> Work instructions: The response must reproduce exactly every line of the material below holding the word "Kyle".

> Data for the task:
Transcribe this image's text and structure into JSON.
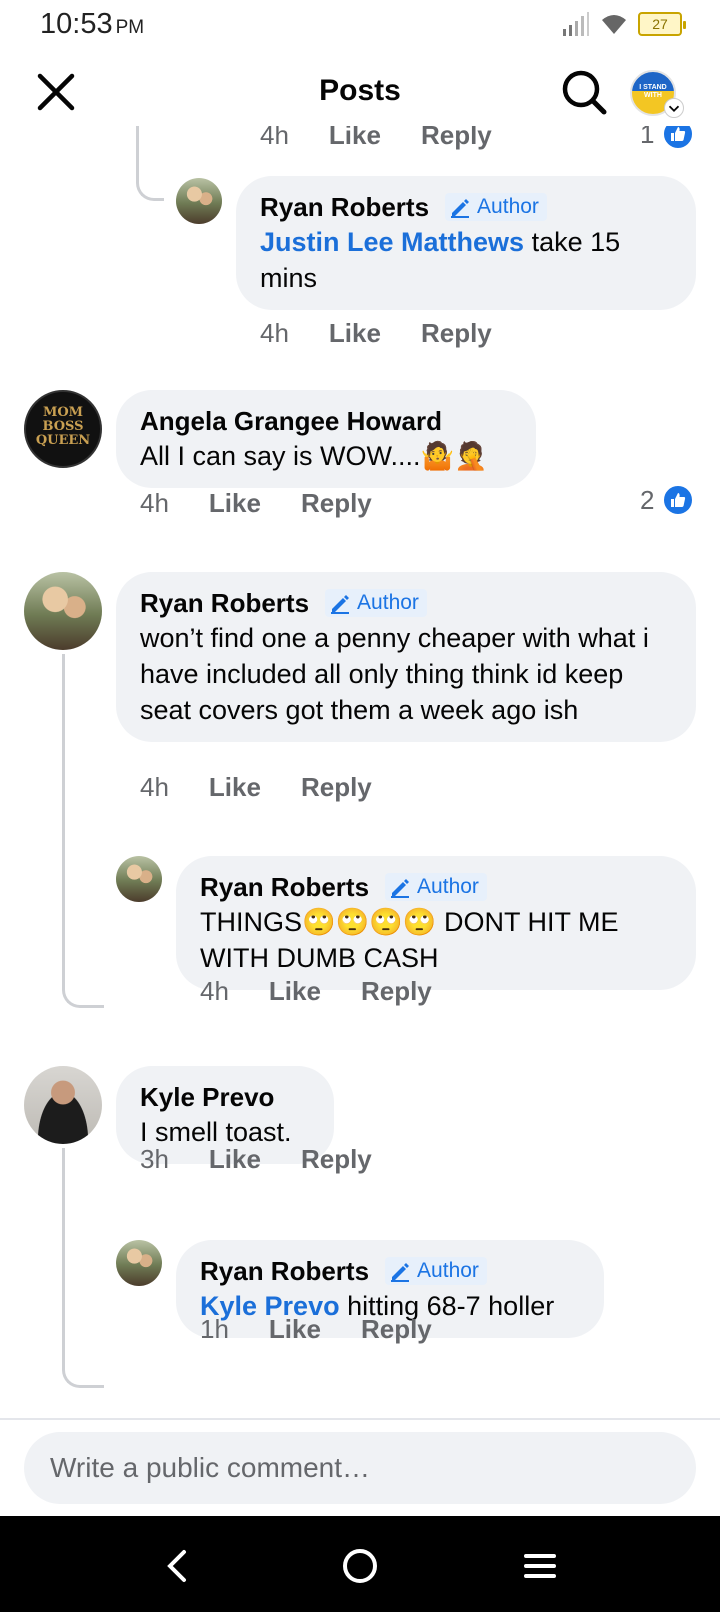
{
  "status_bar": {
    "time": "10:53",
    "ampm": "PM",
    "battery": "27"
  },
  "header": {
    "title": "Posts",
    "profile_text": "I STAND WITH"
  },
  "top_partial": {
    "time": "4h",
    "like": "Like",
    "reply": "Reply",
    "reaction_count": "1"
  },
  "comments": [
    {
      "author": "Ryan Roberts",
      "badge": "Author",
      "mention": "Justin Lee Matthews",
      "text": " take 15 mins",
      "time": "4h",
      "like": "Like",
      "reply": "Reply"
    },
    {
      "author": "Angela Grangee Howard",
      "avatar_text": "MOM BOSS QUEEN",
      "text": "All I can say is WOW....🤷🤦",
      "time": "4h",
      "like": "Like",
      "reply": "Reply",
      "reaction_count": "2"
    },
    {
      "author": "Ryan Roberts",
      "badge": "Author",
      "text": "won’t find one a penny cheaper with what i have included all only thing think id keep seat covers got them a week ago ish",
      "time": "4h",
      "like": "Like",
      "reply": "Reply"
    },
    {
      "author": "Ryan Roberts",
      "badge": "Author",
      "text": "THINGS🙄🙄🙄🙄 DONT HIT ME WITH DUMB CASH",
      "time": "4h",
      "like": "Like",
      "reply": "Reply"
    },
    {
      "author": "Kyle Prevo",
      "text": "I smell toast.",
      "time": "3h",
      "like": "Like",
      "reply": "Reply"
    },
    {
      "author": "Ryan Roberts",
      "badge": "Author",
      "mention": "Kyle Prevo",
      "text": " hitting 68-7 holler",
      "time": "1h",
      "like": "Like",
      "reply": "Reply"
    }
  ],
  "composer": {
    "placeholder": "Write a public comment…"
  },
  "colors": {
    "accent": "#1b74e4",
    "bubble": "#f0f2f5",
    "meta": "#65676b"
  }
}
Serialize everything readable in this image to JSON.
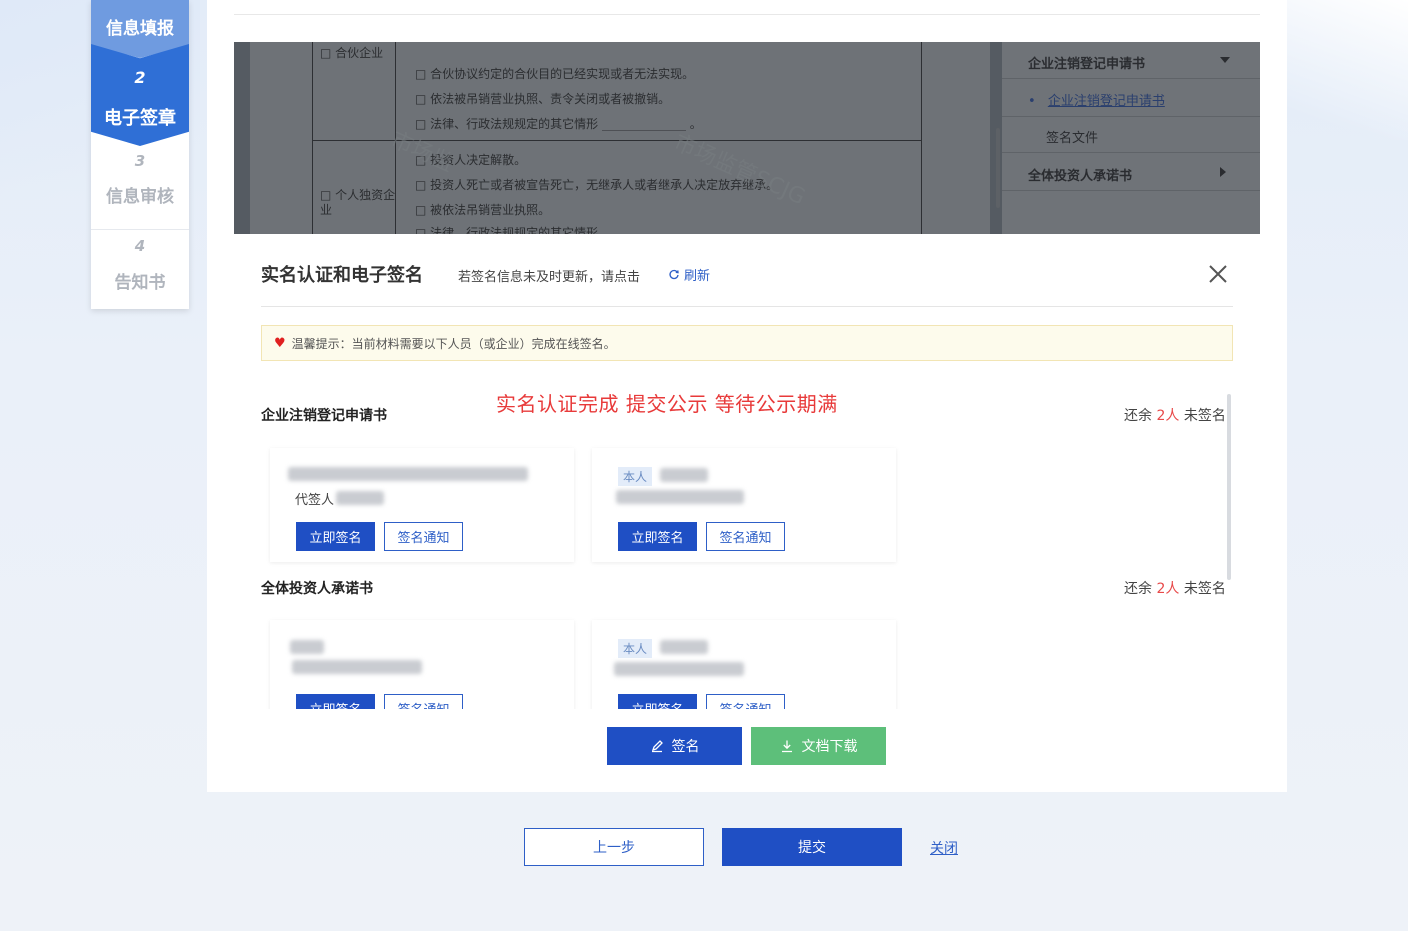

> Written response:
      "author": "Kyle Prevo",
      "mention": "Kyle Prevo",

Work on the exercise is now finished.